Arts & Entertainment
1 min

Gay production of A Christmas Carol bucks holiday tradition

Calgary Men's Chorus premieres adaptation of Dickens' classic

As temperatures plummet across Western Canada, queer NYC artist and filmmaker Seth Michael Donsky is heading to Calgary to take part in the premiere of A Christmas Carol with his collaborators the Calgary Men’s Chorus. The gay men’s chorus is under the direction of Jean-Louis Bleau, who has been expanding the repertoire of the 15-year-old choir and is keen on artistic exchange.

“Collaboration has been my thrust for the chorus over the past couple of years, and the results have really challenged us on how we approach our art; it has been exhilarating,” says Bleau. “This year, Seth approached us to do an adaptation of Dickens’ A Christmas Carol, which he had been working on. It will combine the lost art of storytelling with interspersed musical pieces — an interesting departure from the typical Christmas concert.”
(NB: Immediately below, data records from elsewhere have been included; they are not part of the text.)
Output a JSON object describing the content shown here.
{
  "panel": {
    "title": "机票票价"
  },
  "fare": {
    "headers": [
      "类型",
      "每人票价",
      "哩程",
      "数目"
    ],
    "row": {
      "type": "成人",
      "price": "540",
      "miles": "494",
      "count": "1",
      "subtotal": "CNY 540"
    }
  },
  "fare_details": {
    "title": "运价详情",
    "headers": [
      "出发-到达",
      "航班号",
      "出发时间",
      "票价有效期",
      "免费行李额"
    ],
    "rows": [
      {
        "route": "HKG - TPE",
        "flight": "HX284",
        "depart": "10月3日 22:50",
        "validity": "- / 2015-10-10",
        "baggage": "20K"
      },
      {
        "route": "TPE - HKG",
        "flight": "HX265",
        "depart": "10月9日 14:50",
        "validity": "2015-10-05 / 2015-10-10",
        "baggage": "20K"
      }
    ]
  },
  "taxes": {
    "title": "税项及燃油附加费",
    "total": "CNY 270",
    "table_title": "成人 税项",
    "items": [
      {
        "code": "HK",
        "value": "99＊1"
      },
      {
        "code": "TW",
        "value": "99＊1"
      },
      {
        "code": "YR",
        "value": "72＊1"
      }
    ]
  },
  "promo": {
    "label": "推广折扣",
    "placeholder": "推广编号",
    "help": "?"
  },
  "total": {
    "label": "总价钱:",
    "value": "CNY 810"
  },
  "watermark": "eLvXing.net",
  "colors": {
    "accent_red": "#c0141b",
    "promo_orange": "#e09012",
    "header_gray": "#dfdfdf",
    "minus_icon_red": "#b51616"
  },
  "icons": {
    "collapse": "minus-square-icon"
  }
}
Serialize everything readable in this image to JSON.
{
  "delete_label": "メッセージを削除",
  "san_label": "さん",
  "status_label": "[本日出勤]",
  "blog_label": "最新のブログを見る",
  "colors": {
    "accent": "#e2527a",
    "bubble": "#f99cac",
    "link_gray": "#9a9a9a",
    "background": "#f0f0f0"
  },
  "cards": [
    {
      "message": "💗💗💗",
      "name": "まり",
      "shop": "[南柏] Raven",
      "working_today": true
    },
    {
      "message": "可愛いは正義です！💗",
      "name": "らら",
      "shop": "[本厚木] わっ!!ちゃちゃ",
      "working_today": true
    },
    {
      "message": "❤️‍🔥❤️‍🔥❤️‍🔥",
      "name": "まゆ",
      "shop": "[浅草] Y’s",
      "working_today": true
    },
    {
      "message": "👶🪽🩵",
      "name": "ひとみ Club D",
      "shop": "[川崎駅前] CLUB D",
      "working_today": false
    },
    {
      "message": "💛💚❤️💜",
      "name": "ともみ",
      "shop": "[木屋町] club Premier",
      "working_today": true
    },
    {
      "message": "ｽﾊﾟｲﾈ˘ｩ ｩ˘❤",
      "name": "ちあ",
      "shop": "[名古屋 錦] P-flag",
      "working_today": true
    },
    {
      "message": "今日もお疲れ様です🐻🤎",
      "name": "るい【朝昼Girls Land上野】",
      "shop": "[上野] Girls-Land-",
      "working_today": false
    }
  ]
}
Donsky, no stranger to Dickens, transformed Oliver Twist into a contemporary queer-themed feature film, Twisted, which debuted at the Berlin International Film Festival in 1997. In this adaptation of A Christmas Carol, Donsky will be the narrator.

“Doing this version of A Christmas Carol freed us up from conventional Christmas music selections,” explains Bleue. “I think people will be surprised at some of our selections. For example, we will be singing the Dies Irae from Mozart’s Requiem Mass — a very powerful piece.”

The Calgary Men’s Chorus has been on the forefront of innovation amongst queer choirs, and the group performs internationally, most recently in Miami at the GALA choruses 2008 festival. Bleau believes that the role of the chorus in the community is not only to foster a passion for music and singing but also to increase tolerance and celebrate achievements.

“I think that this production is particularly important because of Dickens’ messages about tolerance and a better world,” he says. “Despite the [Canadian] gay community’s recent success in the fight for same-sex marriage, we need to start looking at our own intolerances and how we can become more inclusive.”

He hopes that this production of A Christmas Carol will be a heart-warming opportunity for audience introspection. As to the toast of Christmas Future, Donsky and Bleau hope to have the production picked up by other queer choirs next year in their annual programming after its much anticipated Calgary debut.